The first session of the Winter 2015 Color Relationships class was held on Friday, January 9. This series of lessons will address the visual phenomena of films, veils, volume color, white light, and colored light. We will explore how we perceive these phenomena, and what strategies we must develop in order to recreate them in our media. We reviewed concepts of arrays and halation that were fundamental to Color Relationships 1, held in the fall of 2014. Then the class was challenged to create an illusion of a black film, using only swatches of opaque gray. The solution was given and discussed, and a new challenge assigned for homework: Create the illusion of a colored film over two or more colors.
News flash: Dick will be a panelist at the Art Maui symposium this Saturday, January 17. See http://artmaui.com/2014/12/creativity-commercialism-and-you-making-a-living-in-art/ for more detail.
- Homework assignment
- Class recap – some key ideas
- Class materials
In addition to the film assignment below, please be on the lookout for examples of films in daily life, in magazines, or on the web, to share next week.
Don’t miss the videos at the bottom of this page for practical tips for solving this problem!
Class recap – some key ideas
Array and halation exercise
As a warmup and review, Dick asked the class to sort sets of Color-Aid chips into arrays and demonstrate halation. He led a discussion on strategies used, which included
Hands-on exercise: Create an illusion of a transparent black film
The solution to the black film illusion exercise
Creating the illusion of a film takes some thinking and observing. Most of the attempts in the photos above resemble transparency, but are false films, or veils (coming up next week!), not films. (The photos were taken in the early stages of attempting solutions.)
One solution possible with the array provided is an illusion of a transparent black film laid over a gray swatch on a white background. Here you need white, plus three values of gray: 1) the gray swatch itself; 2) a gray representing the film over white; and 3) a gray darker than either of those for where the film overlaps the swatch. Looking at the solution PDF below will help this verbal description make sense.
A film will always darken any color or value below it. You need to show how the film modifies more than one color. These contribute to a convincing “gestalt”, when combined with a casual or natural-appearing overlap (one in which the edges of the swatch and film do not align, and where the film is not entirely contained within the swatch). See the “Rules to remember” in the solution below for more tips for creating effective film illusions.
Critiquing transparency illusions in the Albers book
Looking back at his experience in Josef Albers’ color class at Yale, Dick recognizes that they never observed real films to see how they behave. Thus, many of the transparency illusions in the book are impossible – “freaks”. Several ignore the background – the “film” only influences another color, but not the ground that both are laid on. Some show the overlap area as a blend of the two colors (figure and film). These are incorrect “false films” because the value of the overlap area lies between the two colors, rather than showing how the film color darkens the other color.

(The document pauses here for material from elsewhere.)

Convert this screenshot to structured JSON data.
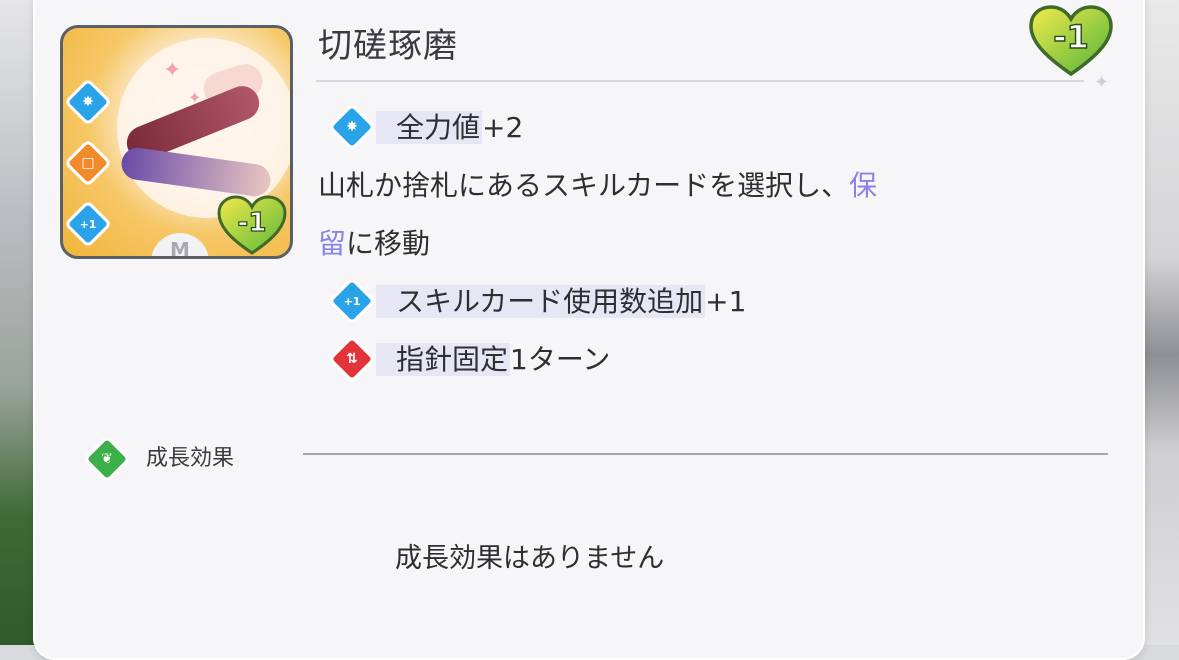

Watercolor demonstration: How films behave
Transparent watercolor washes behave as films, modifying all colors below them. Dick gave a demonstration, laying cyan washes of different opacities over areas of layered yellow and magenta watercolor.
A dual film illusion created by a past student
This clever construction demonstrates very clearly how color is relative – how our perception depends on context. On the left, we see what looks like a red film placed over orange and pale green grounds. On the right, lifting the orange flap, we see a white ground, and what appears to be a light green film placed over a solid red strip and the white background. All of the colors used are actually opaque.
Two ways to accurately cut inlay shapes in Illustrator
Here are instructions for how to create interlocking shapes in Illustrator for the film illusion assignment. The pen tool can also be used to construct your shapes, if you are proficient with its use. If you will be printing these instructions, this version should give you higher print quality.
This 6-minute video introduces the concepts of films and gestalt, and demonstrates how it is possible to replicate the illusion of transparency with opaque colors. This is useful for any artist wishing to convey shadows, for instance.
This 2-minute tutorial shows how different values of transparency can be achieved.
Building on the videos above, which demonstrated how transparent black films behave, this video shows how opaque colors can be arranged to create believable representations of colored films.
This 11-minute video shows how to create the illusion of a film over a set of colors using Adobe Illustrator. It demonstrates how to adjust color, and how to use the Pathfinder “Divide” function to create precisely interlocking shapes. This is Dick’s newest tutorial video, created for this class.